Hello Mark Nichol,
Its a beneficial tuition. Many Thanks.
Can you kindly tell those terms that spell the type of smells is there in the language?
- Shalanna Collins
This really is good, in terms of it goes, but the majority review groups land directly on myself for making use of any style of “he seemed wolfish” or “he grinned wolfishly” (which will be, admittedly, an adverb). They want options to “he grinned” and “he smiled” and “he ran their hands straight back through his hair.” in other words, they want action verbs that won’t stick out as uncommon action tags for dialogue. The problem there is certainly that you can get outlandish. “He jumped from the Empire State Building to the waiting nets” or “he arrived the airplane when you look at the East River, ” frex.
And that means you have various problems even though you have a list such as this.
For smells, Francisco, smells are fresh, smoky, bad, searing, and sulfuric . . . among other things. Browse around the net and you’ll probably find a listing.
- Agus Satoto

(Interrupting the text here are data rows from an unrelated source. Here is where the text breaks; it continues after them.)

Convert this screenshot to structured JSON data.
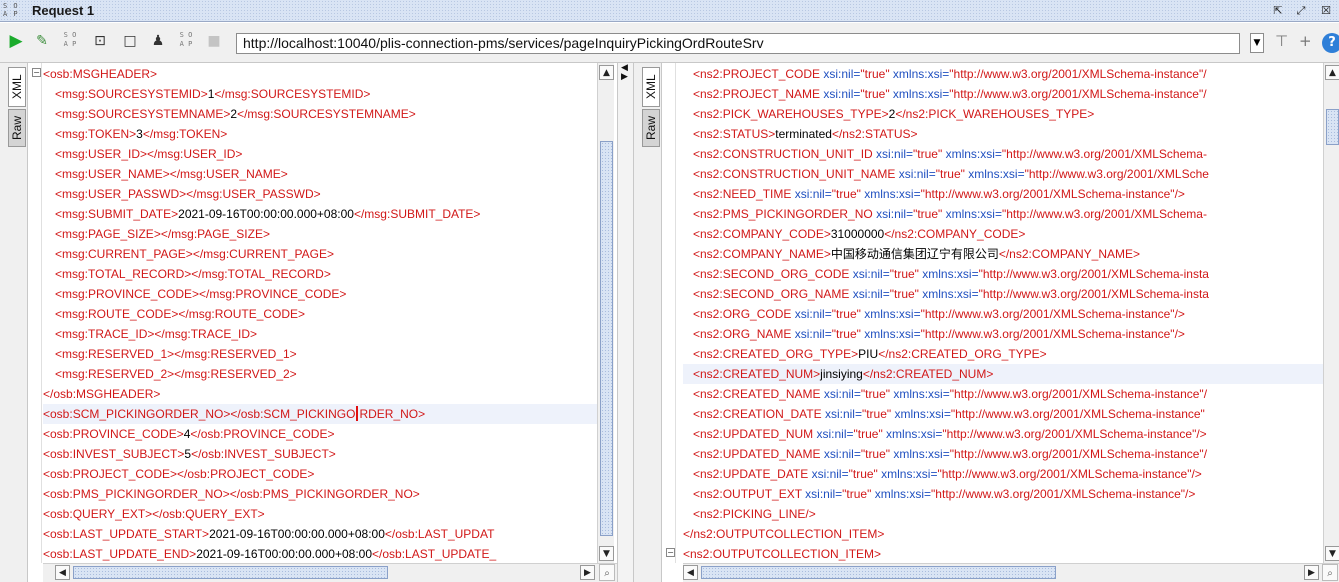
{
  "window": {
    "title": "Request 1",
    "logo_text": "SO\nAP"
  },
  "toolbar": {
    "url": "http://localhost:10040/plis-connection-pms/services/pageInquiryPickingOrdRouteSrv"
  },
  "tabs": {
    "xml": "XML",
    "raw": "Raw"
  },
  "request_lines": [
    {
      "indent": 0,
      "segs": [
        [
          "t",
          "<osb:MSGHEADER>"
        ]
      ]
    },
    {
      "indent": 1,
      "segs": [
        [
          "t",
          "<msg:SOURCESYSTEMID>"
        ],
        [
          "x",
          "1"
        ],
        [
          "t",
          "</msg:SOURCESYSTEMID>"
        ]
      ]
    },
    {
      "indent": 1,
      "segs": [
        [
          "t",
          "<msg:SOURCESYSTEMNAME>"
        ],
        [
          "x",
          "2"
        ],
        [
          "t",
          "</msg:SOURCESYSTEMNAME>"
        ]
      ]
    },
    {
      "indent": 1,
      "segs": [
        [
          "t",
          "<msg:TOKEN>"
        ],
        [
          "x",
          "3"
        ],
        [
          "t",
          "</msg:TOKEN>"
        ]
      ]
    },
    {
      "indent": 1,
      "segs": [
        [
          "t",
          "<msg:USER_ID></msg:USER_ID>"
        ]
      ]
    },
    {
      "indent": 1,
      "segs": [
        [
          "t",
          "<msg:USER_NAME></msg:USER_NAME>"
        ]
      ]
    },
    {
      "indent": 1,
      "segs": [
        [
          "t",
          "<msg:USER_PASSWD></msg:USER_PASSWD>"
        ]
      ]
    },
    {
      "indent": 1,
      "segs": [
        [
          "t",
          "<msg:SUBMIT_DATE>"
        ],
        [
          "x",
          "2021-09-16T00:00:00.000+08:00"
        ],
        [
          "t",
          "</msg:SUBMIT_DATE>"
        ]
      ]
    },
    {
      "indent": 1,
      "segs": [
        [
          "t",
          "<msg:PAGE_SIZE></msg:PAGE_SIZE>"
        ]
      ]
    },
    {
      "indent": 1,
      "segs": [
        [
          "t",
          "<msg:CURRENT_PAGE></msg:CURRENT_PAGE>"
        ]
      ]
    },
    {
      "indent": 1,
      "segs": [
        [
          "t",
          "<msg:TOTAL_RECORD></msg:TOTAL_RECORD>"
        ]
      ]
    },
    {
      "indent": 1,
      "segs": [
        [
          "t",
          "<msg:PROVINCE_CODE></msg:PROVINCE_CODE>"
        ]
      ]
    },
    {
      "indent": 1,
      "segs": [
        [
          "t",
          "<msg:ROUTE_CODE></msg:ROUTE_CODE>"
        ]
      ]
    },
    {
      "indent": 1,
      "segs": [
        [
          "t",
          "<msg:TRACE_ID></msg:TRACE_ID>"
        ]
      ]
    },
    {
      "indent": 1,
      "segs": [
        [
          "t",
          "<msg:RESERVED_1></msg:RESERVED_1>"
        ]
      ]
    },
    {
      "indent": 1,
      "segs": [
        [
          "t",
          "<msg:RESERVED_2></msg:RESERVED_2>"
        ]
      ]
    },
    {
      "indent": 0,
      "segs": [
        [
          "t",
          "</osb:MSGHEADER>"
        ]
      ]
    },
    {
      "indent": 0,
      "hl": true,
      "caret_after": "<osb:SCM_PICKINGORDER_NO></osb:SCM_PICKINGO",
      "segs": [
        [
          "t",
          "<osb:SCM_PICKINGORDER_NO></osb:SCM_PICKINGORDER_NO>"
        ]
      ]
    },
    {
      "indent": 0,
      "segs": [
        [
          "t",
          "<osb:PROVINCE_CODE>"
        ],
        [
          "x",
          "4"
        ],
        [
          "t",
          "</osb:PROVINCE_CODE>"
        ]
      ]
    },
    {
      "indent": 0,
      "segs": [
        [
          "t",
          "<osb:INVEST_SUBJECT>"
        ],
        [
          "x",
          "5"
        ],
        [
          "t",
          "</osb:INVEST_SUBJECT>"
        ]
      ]
    },
    {
      "indent": 0,
      "segs": [
        [
          "t",
          "<osb:PROJECT_CODE></osb:PROJECT_CODE>"
        ]
      ]
    },
    {
      "indent": 0,
      "segs": [
        [
          "t",
          "<osb:PMS_PICKINGORDER_NO></osb:PMS_PICKINGORDER_NO>"
        ]
      ]
    },
    {
      "indent": 0,
      "segs": [
        [
          "t",
          "<osb:QUERY_EXT></osb:QUERY_EXT>"
        ]
      ]
    },
    {
      "indent": 0,
      "segs": [
        [
          "t",
          "<osb:LAST_UPDATE_START>"
        ],
        [
          "x",
          "2021-09-16T00:00:00.000+08:00"
        ],
        [
          "t",
          "</osb:LAST_UPDAT"
        ]
      ]
    },
    {
      "indent": 0,
      "segs": [
        [
          "t",
          "<osb:LAST_UPDATE_END>"
        ],
        [
          "x",
          "2021-09-16T00:00:00.000+08:00"
        ],
        [
          "t",
          "</osb:LAST_UPDATE_"
        ]
      ]
    }
  ],
  "response_lines": [
    {
      "indent": 1,
      "segs": [
        [
          "t",
          "<ns2:PROJECT_CODE "
        ],
        [
          "a",
          "xsi:nil="
        ],
        [
          "v",
          "\"true\" "
        ],
        [
          "a",
          "xmlns:xsi="
        ],
        [
          "v",
          "\"http://www.w3.org/2001/XMLSchema-instance\"/"
        ]
      ]
    },
    {
      "indent": 1,
      "segs": [
        [
          "t",
          "<ns2:PROJECT_NAME "
        ],
        [
          "a",
          "xsi:nil="
        ],
        [
          "v",
          "\"true\" "
        ],
        [
          "a",
          "xmlns:xsi="
        ],
        [
          "v",
          "\"http://www.w3.org/2001/XMLSchema-instance\"/"
        ]
      ]
    },
    {
      "indent": 1,
      "segs": [
        [
          "t",
          "<ns2:PICK_WAREHOUSES_TYPE>"
        ],
        [
          "x",
          "2"
        ],
        [
          "t",
          "</ns2:PICK_WAREHOUSES_TYPE>"
        ]
      ]
    },
    {
      "indent": 1,
      "segs": [
        [
          "t",
          "<ns2:STATUS>"
        ],
        [
          "x",
          "terminated"
        ],
        [
          "t",
          "</ns2:STATUS>"
        ]
      ]
    },
    {
      "indent": 1,
      "segs": [
        [
          "t",
          "<ns2:CONSTRUCTION_UNIT_ID "
        ],
        [
          "a",
          "xsi:nil="
        ],
        [
          "v",
          "\"true\" "
        ],
        [
          "a",
          "xmlns:xsi="
        ],
        [
          "v",
          "\"http://www.w3.org/2001/XMLSchema-"
        ]
      ]
    },
    {
      "indent": 1,
      "segs": [
        [
          "t",
          "<ns2:CONSTRUCTION_UNIT_NAME "
        ],
        [
          "a",
          "xsi:nil="
        ],
        [
          "v",
          "\"true\" "
        ],
        [
          "a",
          "xmlns:xsi="
        ],
        [
          "v",
          "\"http://www.w3.org/2001/XMLSche"
        ]
      ]
    },
    {
      "indent": 1,
      "segs": [
        [
          "t",
          "<ns2:NEED_TIME "
        ],
        [
          "a",
          "xsi:nil="
        ],
        [
          "v",
          "\"true\" "
        ],
        [
          "a",
          "xmlns:xsi="
        ],
        [
          "v",
          "\"http://www.w3.org/2001/XMLSchema-instance\"/>"
        ]
      ]
    },
    {
      "indent": 1,
      "segs": [
        [
          "t",
          "<ns2:PMS_PICKINGORDER_NO "
        ],
        [
          "a",
          "xsi:nil="
        ],
        [
          "v",
          "\"true\" "
        ],
        [
          "a",
          "xmlns:xsi="
        ],
        [
          "v",
          "\"http://www.w3.org/2001/XMLSchema-"
        ]
      ]
    },
    {
      "indent": 1,
      "segs": [
        [
          "t",
          "<ns2:COMPANY_CODE>"
        ],
        [
          "x",
          "31000000"
        ],
        [
          "t",
          "</ns2:COMPANY_CODE>"
        ]
      ]
    },
    {
      "indent": 1,
      "segs": [
        [
          "t",
          "<ns2:COMPANY_NAME>"
        ],
        [
          "x",
          "中国移动通信集团辽宁有限公司"
        ],
        [
          "t",
          "</ns2:COMPANY_NAME>"
        ]
      ]
    },
    {
      "indent": 1,
      "segs": [
        [
          "t",
          "<ns2:SECOND_ORG_CODE "
        ],
        [
          "a",
          "xsi:nil="
        ],
        [
          "v",
          "\"true\" "
        ],
        [
          "a",
          "xmlns:xsi="
        ],
        [
          "v",
          "\"http://www.w3.org/2001/XMLSchema-insta"
        ]
      ]
    },
    {
      "indent": 1,
      "segs": [
        [
          "t",
          "<ns2:SECOND_ORG_NAME "
        ],
        [
          "a",
          "xsi:nil="
        ],
        [
          "v",
          "\"true\" "
        ],
        [
          "a",
          "xmlns:xsi="
        ],
        [
          "v",
          "\"http://www.w3.org/2001/XMLSchema-insta"
        ]
      ]
    },
    {
      "indent": 1,
      "segs": [
        [
          "t",
          "<ns2:ORG_CODE "
        ],
        [
          "a",
          "xsi:nil="
        ],
        [
          "v",
          "\"true\" "
        ],
        [
          "a",
          "xmlns:xsi="
        ],
        [
          "v",
          "\"http://www.w3.org/2001/XMLSchema-instance\"/>"
        ]
      ]
    },
    {
      "indent": 1,
      "segs": [
        [
          "t",
          "<ns2:ORG_NAME "
        ],
        [
          "a",
          "xsi:nil="
        ],
        [
          "v",
          "\"true\" "
        ],
        [
          "a",
          "xmlns:xsi="
        ],
        [
          "v",
          "\"http://www.w3.org/2001/XMLSchema-instance\"/>"
        ]
      ]
    },
    {
      "indent": 1,
      "segs": [
        [
          "t",
          "<ns2:CREATED_ORG_TYPE>"
        ],
        [
          "x",
          "PIU"
        ],
        [
          "t",
          "</ns2:CREATED_ORG_TYPE>"
        ]
      ]
    },
    {
      "indent": 1,
      "hl": true,
      "segs": [
        [
          "t",
          "<ns2:CREATED_NUM>"
        ],
        [
          "x",
          "jinsiying"
        ],
        [
          "t",
          "</ns2:CREATED_NUM>"
        ]
      ]
    },
    {
      "indent": 1,
      "segs": [
        [
          "t",
          "<ns2:CREATED_NAME "
        ],
        [
          "a",
          "xsi:nil="
        ],
        [
          "v",
          "\"true\" "
        ],
        [
          "a",
          "xmlns:xsi="
        ],
        [
          "v",
          "\"http://www.w3.org/2001/XMLSchema-instance\"/"
        ]
      ]
    },
    {
      "indent": 1,
      "segs": [
        [
          "t",
          "<ns2:CREATION_DATE "
        ],
        [
          "a",
          "xsi:nil="
        ],
        [
          "v",
          "\"true\" "
        ],
        [
          "a",
          "xmlns:xsi="
        ],
        [
          "v",
          "\"http://www.w3.org/2001/XMLSchema-instance\""
        ]
      ]
    },
    {
      "indent": 1,
      "segs": [
        [
          "t",
          "<ns2:UPDATED_NUM "
        ],
        [
          "a",
          "xsi:nil="
        ],
        [
          "v",
          "\"true\" "
        ],
        [
          "a",
          "xmlns:xsi="
        ],
        [
          "v",
          "\"http://www.w3.org/2001/XMLSchema-instance\"/>"
        ]
      ]
    },
    {
      "indent": 1,
      "segs": [
        [
          "t",
          "<ns2:UPDATED_NAME "
        ],
        [
          "a",
          "xsi:nil="
        ],
        [
          "v",
          "\"true\" "
        ],
        [
          "a",
          "xmlns:xsi="
        ],
        [
          "v",
          "\"http://www.w3.org/2001/XMLSchema-instance\"/"
        ]
      ]
    },
    {
      "indent": 1,
      "segs": [
        [
          "t",
          "<ns2:UPDATE_DATE "
        ],
        [
          "a",
          "xsi:nil="
        ],
        [
          "v",
          "\"true\" "
        ],
        [
          "a",
          "xmlns:xsi="
        ],
        [
          "v",
          "\"http://www.w3.org/2001/XMLSchema-instance\"/>"
        ]
      ]
    },
    {
      "indent": 1,
      "segs": [
        [
          "t",
          "<ns2:OUTPUT_EXT "
        ],
        [
          "a",
          "xsi:nil="
        ],
        [
          "v",
          "\"true\" "
        ],
        [
          "a",
          "xmlns:xsi="
        ],
        [
          "v",
          "\"http://www.w3.org/2001/XMLSchema-instance\"/>"
        ]
      ]
    },
    {
      "indent": 1,
      "segs": [
        [
          "t",
          "<ns2:PICKING_LINE/>"
        ]
      ]
    },
    {
      "indent": 0,
      "segs": [
        [
          "t",
          "</ns2:OUTPUTCOLLECTION_ITEM>"
        ]
      ]
    },
    {
      "indent": 0,
      "segs": [
        [
          "t",
          "<ns2:OUTPUTCOLLECTION_ITEM>"
        ]
      ]
    }
  ],
  "colors": {
    "tag": "#d11818",
    "attr": "#2050c0",
    "text": "#000000",
    "accent": "#2f7fd8",
    "run": "#1bab2c"
  }
}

I am amazed this 1 bit of FACE can wear plenty expressions, including expressionless face! I happened to be wondering just how many VERBS can help express what you can do by HANDS and HAND … pinch, hit, pick …. shake, scrub, touch, hold …
Agus – West Java – Indonesia
- Jason Shechtman
This is a good list! I have never ever also heard 1 / 2 of these terms talked out loud before! Fun read, though…
- Karen Cioffi
Exactly what a fantastic record. Thank you for sharing. I prefer the comment about utilizing ‘wolfish’ additionally.
I’ll be connecting for this post.
- Mark MacKay
Prickly (unrelated to past word)
- C. L. Manges
Nice number, but i believe someone may state your use of such terms is ‘telling, ’ maybe not ‘showing.’
For a change of pace, we make an effort to use descriptions, e.g., “The sides of the woman lips turned.”